** Opening EXCERPTED RECORDS block **

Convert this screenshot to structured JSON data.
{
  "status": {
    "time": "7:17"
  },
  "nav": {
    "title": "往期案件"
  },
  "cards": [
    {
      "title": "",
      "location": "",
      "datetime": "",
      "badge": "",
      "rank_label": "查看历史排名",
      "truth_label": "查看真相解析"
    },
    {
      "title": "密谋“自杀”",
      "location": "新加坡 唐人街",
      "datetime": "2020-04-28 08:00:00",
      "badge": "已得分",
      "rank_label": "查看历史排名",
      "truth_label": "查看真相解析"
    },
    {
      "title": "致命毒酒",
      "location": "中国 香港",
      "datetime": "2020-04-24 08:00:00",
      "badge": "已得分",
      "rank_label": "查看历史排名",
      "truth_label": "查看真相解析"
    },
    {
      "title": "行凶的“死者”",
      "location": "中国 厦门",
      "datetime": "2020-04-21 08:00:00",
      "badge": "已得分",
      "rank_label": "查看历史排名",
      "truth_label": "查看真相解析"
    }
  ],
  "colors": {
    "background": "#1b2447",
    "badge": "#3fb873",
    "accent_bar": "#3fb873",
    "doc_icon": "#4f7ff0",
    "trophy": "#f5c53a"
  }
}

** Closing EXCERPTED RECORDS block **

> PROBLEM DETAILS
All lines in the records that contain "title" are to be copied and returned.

> WORKED SOLUTION
    "title": "往期案件"
      "title": "",
      "title": "密谋“自杀”",
      "title": "致命毒酒",
      "title": "行凶的“死者”",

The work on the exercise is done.